What you are asked to do |
The response should contain only the line with "Convert this screenshot" and every line after it to the end of the listing below, duplicated exactly; no picture belongs in it.

Records supplied |
-- Opening Marker --
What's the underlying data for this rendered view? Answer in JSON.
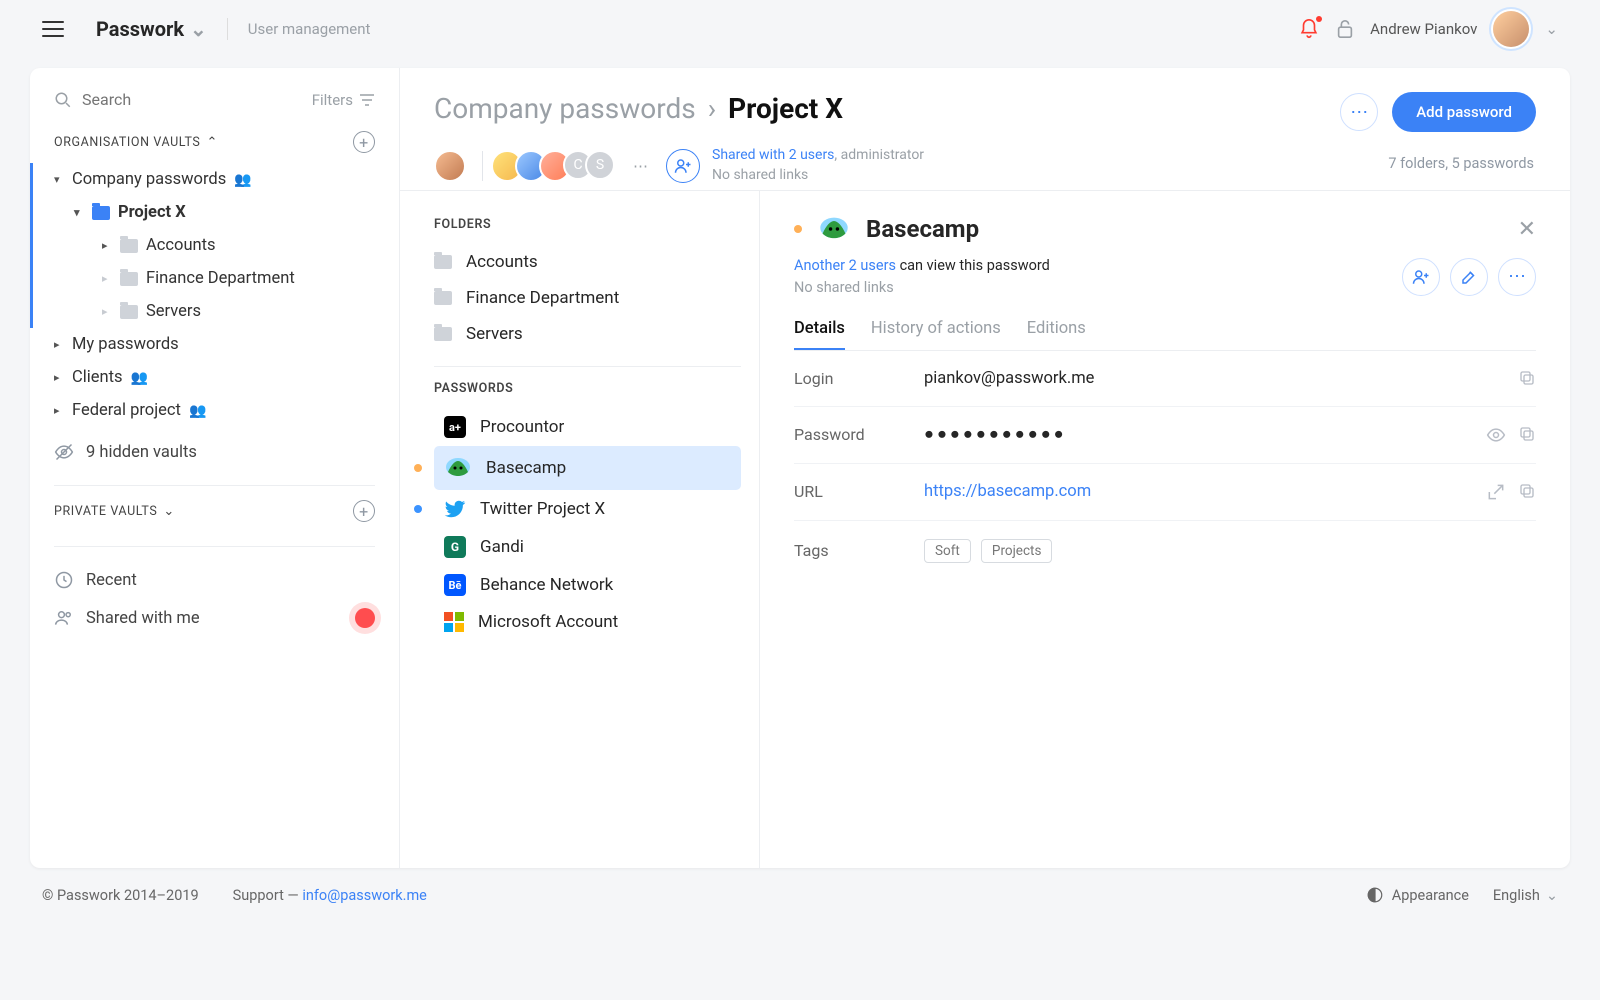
{
  "topbar": {
    "brand": "Passwork",
    "section": "User management",
    "user_name": "Andrew Piankov"
  },
  "sidebar": {
    "search_placeholder": "Search",
    "filters_label": "Filters",
    "org_heading": "Organisation vaults",
    "priv_heading": "Private vaults",
    "tree": {
      "company": "Company passwords",
      "projectx": "Project X",
      "accounts": "Accounts",
      "finance": "Finance Department",
      "servers": "Servers",
      "my": "My passwords",
      "clients": "Clients",
      "federal": "Federal project"
    },
    "hidden_vaults": "9 hidden vaults",
    "recent": "Recent",
    "shared_me": "Shared with me"
  },
  "header": {
    "crumb_root": "Company passwords",
    "crumb_current": "Project X",
    "shared_link": "Shared with 2 users",
    "shared_suffix": ", administrator",
    "no_links": "No shared links",
    "add_btn": "Add password",
    "counts": "7 folders, 5 passwords",
    "extra_badge_c": "C",
    "extra_badge_s": "S"
  },
  "mid": {
    "folders_label": "FOLDERS",
    "passwords_label": "PASSWORDS",
    "folders": {
      "accounts": "Accounts",
      "finance": "Finance Department",
      "servers": "Servers"
    },
    "pw": {
      "procountor": "Procountor",
      "basecamp": "Basecamp",
      "twitter": "Twitter Project X",
      "gandi": "Gandi",
      "behance": "Behance Network",
      "microsoft": "Microsoft Account"
    }
  },
  "detail": {
    "title": "Basecamp",
    "sub_link": "Another 2 users",
    "sub_suffix": " can view this password",
    "no_links": "No shared links",
    "tabs": {
      "details": "Details",
      "history": "History of actions",
      "editions": "Editions"
    },
    "fields": {
      "login_label": "Login",
      "login_value": "piankov@passwork.me",
      "password_label": "Password",
      "password_value": "●●●●●●●●●●●",
      "url_label": "URL",
      "url_value": "https://basecamp.com",
      "tags_label": "Tags"
    },
    "tags": {
      "soft": "Soft",
      "projects": "Projects"
    }
  },
  "footer": {
    "copyright": "© Passwork 2014–2019",
    "support_prefix": "Support — ",
    "support_email": "info@passwork.me",
    "appearance": "Appearance",
    "language": "English"
  }
}
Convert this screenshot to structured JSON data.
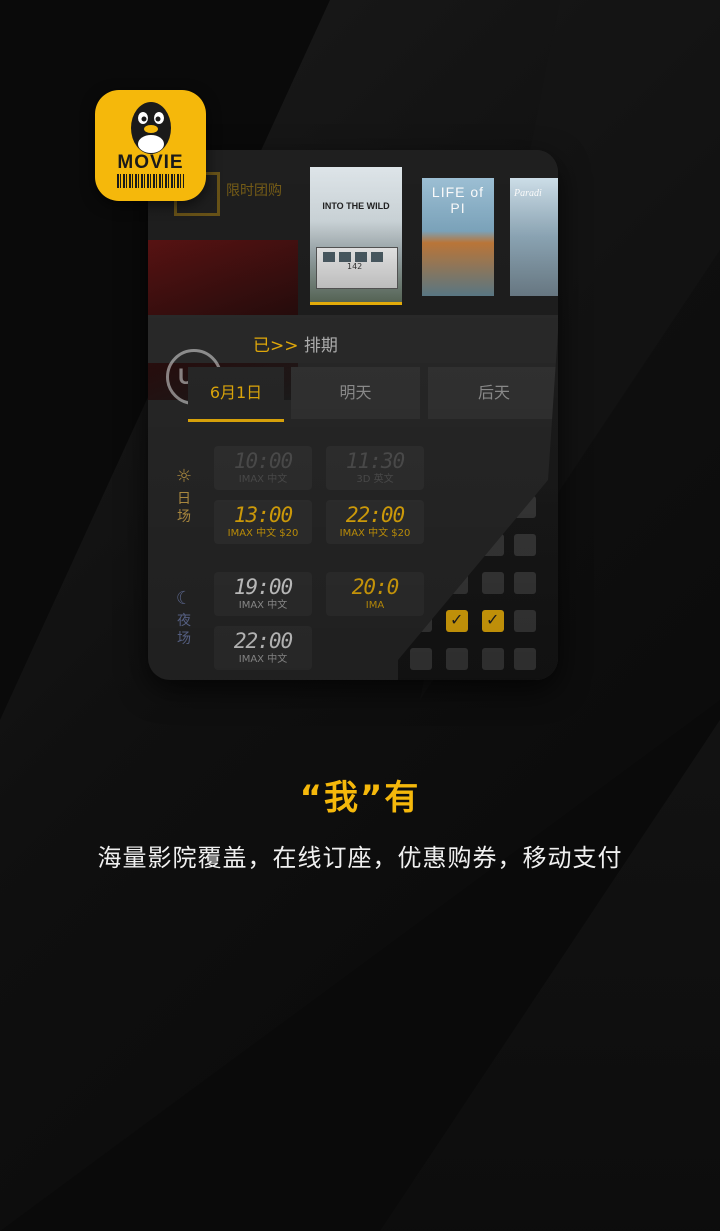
{
  "app_icon": {
    "label": "MOVIE"
  },
  "header": {
    "blurred_label": "限时团购"
  },
  "posters": [
    {
      "title": "INTO THE WILD",
      "bus_number": "142"
    },
    {
      "title": "LIFE of PI"
    },
    {
      "title": "Paradi"
    }
  ],
  "schedule_bar": {
    "cinema_logo": "UA",
    "arrow": "已>>",
    "label": "排期"
  },
  "tabs": [
    {
      "label": "6月1日",
      "active": true
    },
    {
      "label": "明天",
      "active": false
    },
    {
      "label": "后天",
      "active": false
    }
  ],
  "sections": {
    "day": {
      "label_1": "日",
      "label_2": "场"
    },
    "night": {
      "label_1": "夜",
      "label_2": "场"
    }
  },
  "showtimes": [
    {
      "time": "10:00",
      "info": "IMAX 中文"
    },
    {
      "time": "11:30",
      "info": "3D 英文"
    },
    {
      "time": "13:00",
      "info": "IMAX 中文 $20"
    },
    {
      "time": "22:00",
      "info": "IMAX 中文 $20"
    },
    {
      "time": "19:00",
      "info": "IMAX 中文"
    },
    {
      "time": "20:0",
      "info": "IMA"
    },
    {
      "time": "22:00",
      "info": "IMAX 中文"
    }
  ],
  "colors": {
    "accent": "#f5b80b",
    "background": "#0a0a0a"
  },
  "headline": "“我”有",
  "tagline": "海量影院覆盖，在线订座，优惠购券，移动支付"
}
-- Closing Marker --
Finished exercise |
Convert this screenshot to structured JSON data.
{
  "app_icon": {
    "label": "MOVIE"
  },
  "header": {
    "blurred_label": "限时团购"
  },
  "posters": [
    {
      "title": "INTO THE WILD",
      "bus_number": "142"
    },
    {
      "title": "LIFE of PI"
    },
    {
      "title": "Paradi"
    }
  ],
  "schedule_bar": {
    "cinema_logo": "UA",
    "arrow": "已>>",
    "label": "排期"
  },
  "tabs": [
    {
      "label": "6月1日",
      "active": true
    },
    {
      "label": "明天",
      "active": false
    },
    {
      "label": "后天",
      "active": false
    }
  ],
  "sections": {
    "day": {
      "label_1": "日",
      "label_2": "场"
    },
    "night": {
      "label_1": "夜",
      "label_2": "场"
    }
  },
  "showtimes": [
    {
      "time": "10:00",
      "info": "IMAX 中文"
    },
    {
      "time": "11:30",
      "info": "3D 英文"
    },
    {
      "time": "13:00",
      "info": "IMAX 中文 $20"
    },
    {
      "time": "22:00",
      "info": "IMAX 中文 $20"
    },
    {
      "time": "19:00",
      "info": "IMAX 中文"
    },
    {
      "time": "20:0",
      "info": "IMA"
    },
    {
      "time": "22:00",
      "info": "IMAX 中文"
    }
  ],
  "colors": {
    "accent": "#f5b80b",
    "background": "#0a0a0a"
  },
  "headline": "“我”有",
  "tagline": "海量影院覆盖，在线订座，优惠购券，移动支付"
}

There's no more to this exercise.